• _Entries supplied_
####################

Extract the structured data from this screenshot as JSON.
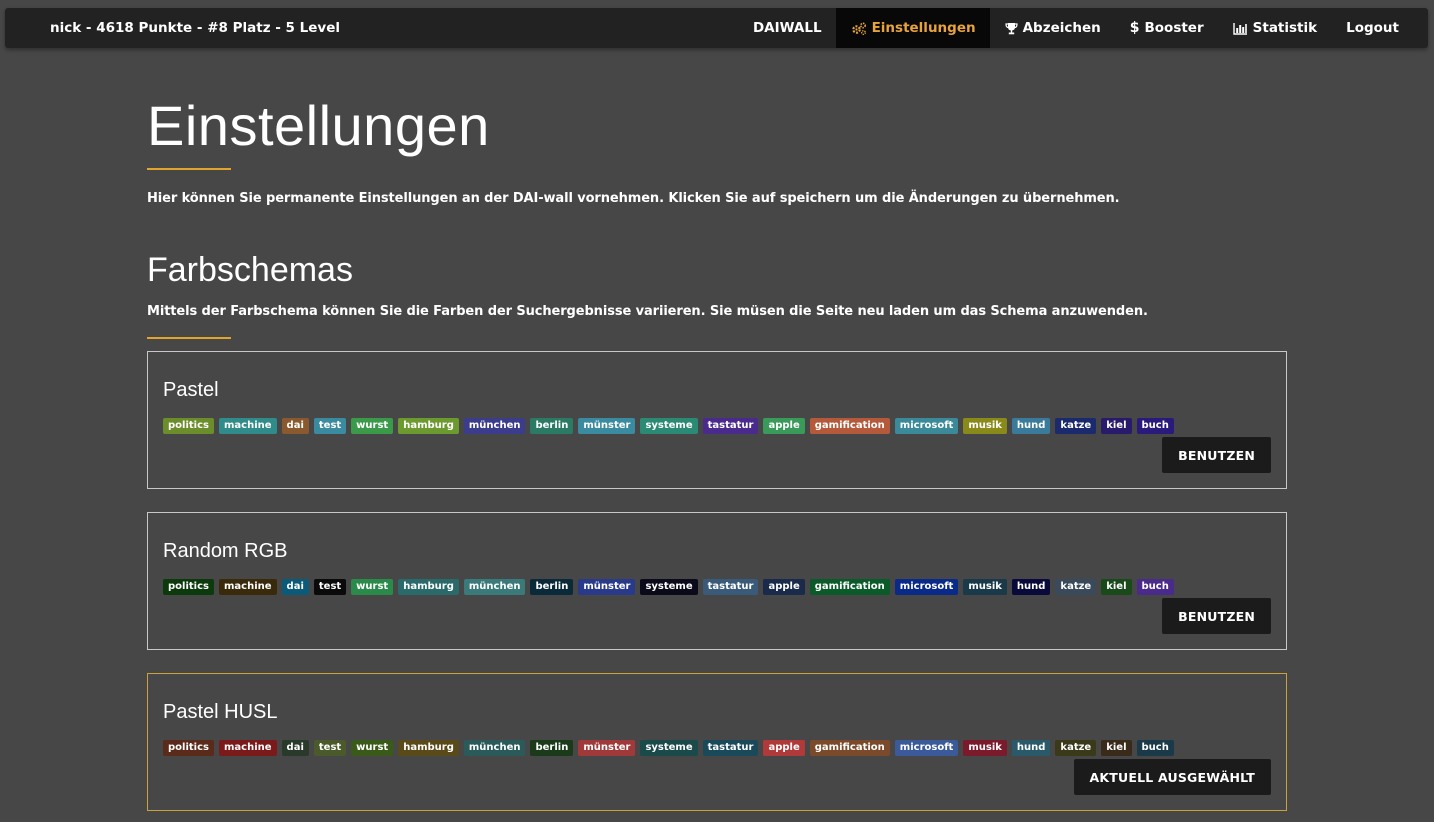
{
  "navbar": {
    "brand": "nick - 4618 Punkte - #8 Platz - 5 Level",
    "items": [
      {
        "label": "DAIWALL",
        "icon": ""
      },
      {
        "label": "Einstellungen",
        "icon": "cogs-icon"
      },
      {
        "label": "Abzeichen",
        "icon": "trophy-icon"
      },
      {
        "label": "Booster",
        "icon": "dollar-icon"
      },
      {
        "label": "Statistik",
        "icon": "bar-chart-icon"
      },
      {
        "label": "Logout",
        "icon": ""
      }
    ],
    "active_color": "#e8a33d"
  },
  "page": {
    "title": "Einstellungen",
    "intro": "Hier können Sie permanente Einstellungen an der DAI-wall vornehmen. Klicken Sie auf speichern um die Änderungen zu übernehmen.",
    "section_title": "Farbschemas",
    "section_text": "Mittels der Farbschema können Sie die Farben der Suchergebnisse variieren. Sie müsen die Seite neu laden um das Schema anzuwenden."
  },
  "tags": [
    "politics",
    "machine",
    "dai",
    "test",
    "wurst",
    "hamburg",
    "münchen",
    "berlin",
    "münster",
    "systeme",
    "tastatur",
    "apple",
    "gamification",
    "microsoft",
    "musik",
    "hund",
    "katze",
    "kiel",
    "buch"
  ],
  "schemes": [
    {
      "name": "Pastel",
      "button": "BENUTZEN",
      "selected": false,
      "colors": [
        "#6b8d2a",
        "#2f8c8a",
        "#8a5a2e",
        "#3a8aa0",
        "#3a9a4a",
        "#6c9a2e",
        "#3c3c8c",
        "#2a7a64",
        "#3a8aa0",
        "#2a8a74",
        "#4a2a8c",
        "#3a9a5a",
        "#b45a3a",
        "#3a8a9a",
        "#8a8a1a",
        "#3a7a9a",
        "#1a2a6c",
        "#2a1a6c",
        "#2a1a7c"
      ]
    },
    {
      "name": "Random RGB",
      "button": "BENUTZEN",
      "selected": false,
      "colors": [
        "#0c3a0c",
        "#3a2a0c",
        "#0c5a7a",
        "#0a0a0a",
        "#2a8a4a",
        "#2a6a6a",
        "#3a7a7a",
        "#0a2a3a",
        "#2a3a8a",
        "#0a0a1a",
        "#3a5a7a",
        "#1a2a4a",
        "#0a5a2a",
        "#0a2a8a",
        "#1a3a4a",
        "#0a0a3a",
        "#3a4a5a",
        "#1a4a1a",
        "#4a2a8a"
      ]
    },
    {
      "name": "Pastel HUSL",
      "button": "AKTUELL AUSGEWÄHLT",
      "selected": true,
      "colors": [
        "#5a2a1a",
        "#7a1a1a",
        "#2a3a2a",
        "#4a5a2a",
        "#3a5a1a",
        "#5a4a1a",
        "#2a5a5a",
        "#1a3a1a",
        "#a03a3a",
        "#1a4a4a",
        "#1a4a5a",
        "#b03a3a",
        "#7a4a2a",
        "#3a5a9a",
        "#7a1a2a",
        "#2a5a6a",
        "#3a3a1a",
        "#3a2a1a",
        "#1a3a4a"
      ]
    }
  ]
}
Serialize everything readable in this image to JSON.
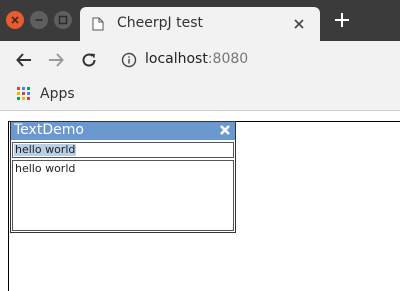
{
  "browser": {
    "tab_title": "CheerpJ test",
    "url_host": "localhost",
    "url_port": ":8080",
    "bookmarks": [
      {
        "label": "Apps"
      }
    ]
  },
  "app": {
    "window_title": "TextDemo",
    "text_field_value": "hello world",
    "text_area_value": "hello world"
  },
  "colors": {
    "close_button": "#e95a2c",
    "java_titlebar": "#6a98cf",
    "selection": "#b8cfe5"
  }
}
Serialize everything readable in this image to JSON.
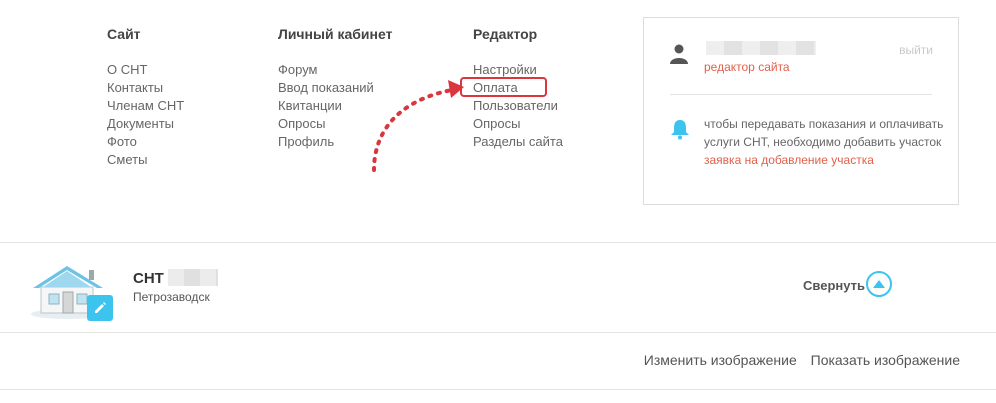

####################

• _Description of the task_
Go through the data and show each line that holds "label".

• _Reply to the exercise_
        "label": "DAIWALL",
        "label": "Einstellungen",
        "label": "Abzeichen",
        "label": "Booster",
        "label": "Statistik",
        "label": "Logout",
        "label": "Apps"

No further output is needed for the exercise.